Adam Neumann is reportedly in command of a billion-dollar real estate firm, close to three years after he left WeWork as CEO after the company’s unsuccessful IPO attempt.
According to The New York Times, which cited unnamed sources briefed on the transaction, Andreessen Horowitz, a renowned venture capital firm best known for its early investments in Twitter and Airbnb, has invested around $350 million in Neumann’s newest endeavor, dubbed Flow. The article claims that the startup was valued at more than $1 billion by the investment.
Flow or Andreessen Horowitz representatives did not immediately answer inquiries for comment.
The investment was disclosed in a blog post on Monday by Marc Andreessen, general partner and co-founder of the venture capital firm. In addition, he stated why he decided to support Neumann and Flow, a residential real estate firm, despite the founder’s well-publicized fall from grace at WeWork.
Andreessen described Adam as a visionary leader who brought community and brand to a sector where neither had existed, revolutionizing commercial real estate, the second-largest asset class in the world. In addition, he noted that the histories of Adam and WeWork had been well documented, examined, and fictionalized—occasionally with correct results. The fact that only one person, Adam Neumann, dramatically altered the office experience and oversaw the creation of a paradigm-shifting international corporation is sometimes overlooked despite the effort expended in covering the tale.
Flow’s intended revolutionization of the residential housing sector is not immediately apparent. However, live life in flow is the motto of Flow’s current sparse website, which also contains the phrases “2023 Launch” and “Live life in flow.”
Andreessen promoted the new company as the long-awaited answer to the “housing catastrophe” facing the country. To describe how the new firm would “build a system where renters obtain the benefits of owners,” he used a variety of jargon-filled words, including “community-driven, experience-centric service.”
How Neumann took WeWork to new heights
WeWork experimented with gyms, a school, and housing under Neumann’s direction as it grew from elaborately perks-shared coworking spaces. The most recent of these initiatives, WeLive, allowed users to rent a bed or a private room in a coliving setting with common rooms open for yoga, ping-pong, and other activities.

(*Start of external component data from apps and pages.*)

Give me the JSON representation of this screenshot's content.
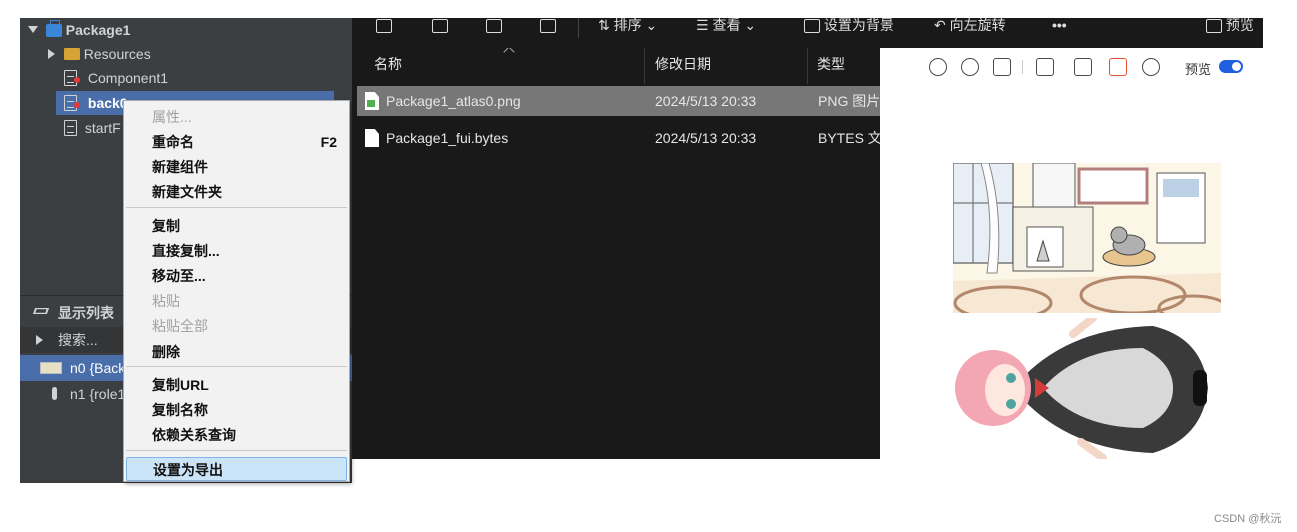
{
  "left_panel": {
    "package_name": "Package1",
    "tree": {
      "resources": "Resources",
      "component1": "Component1",
      "back_truncated": "back0",
      "start_truncated": "startF"
    },
    "display_list": {
      "title": "显示列表",
      "search": "搜索...",
      "items": [
        "n0 {Back",
        "n1 {role1"
      ]
    }
  },
  "context_menu": {
    "properties": "属性...",
    "rename": "重命名",
    "rename_shortcut": "F2",
    "new_component": "新建组件",
    "new_folder": "新建文件夹",
    "copy": "复制",
    "duplicate": "直接复制...",
    "move_to": "移动至...",
    "paste": "粘贴",
    "paste_all": "粘贴全部",
    "delete": "删除",
    "copy_url": "复制URL",
    "copy_name": "复制名称",
    "dependency_query": "依赖关系查询",
    "set_export": "设置为导出"
  },
  "explorer": {
    "toolbar": {
      "sort": "排序",
      "view": "查看",
      "set_background": "设置为背景",
      "rotate_left": "向左旋转",
      "more": "•••",
      "preview": "预览"
    },
    "columns": {
      "name": "名称",
      "modified": "修改日期",
      "type": "类型"
    },
    "files": [
      {
        "name": "Package1_atlas0.png",
        "date": "2024/5/13 20:33",
        "type": "PNG 图片",
        "selected": true
      },
      {
        "name": "Package1_fui.bytes",
        "date": "2024/5/13 20:33",
        "type": "BYTES 文",
        "selected": false
      }
    ]
  },
  "preview_pane": {
    "preview_label": "预览",
    "toggle_on": true,
    "accent_color": "#1f5fe0"
  },
  "watermark": "CSDN @秋沅"
}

At its peak, WeWork was valued at $47 billion on the private market. WeWork then made a disastrous attempt to go public, which was largely thwarted by IPO paperwork that exposed Neumann’s unrestrained power, several possible conflicts of interest, and WeWork’s huge losses. The WeWork board ultimately decided to remove Neumann as CEO, but he left with an exit deal reportedly worth hundreds of millions of dollars.
A television program that featured Neumann in part as the epitome of startup culture’s excesses was inspired by WeWork’s stunning initial attempt to go public and meteoric ascent.
The special purpose acquisition company, or SPAC, under which WeWork ultimately went public, was founded in 2021. Right now, WeWork is worth around $4 billion on the market.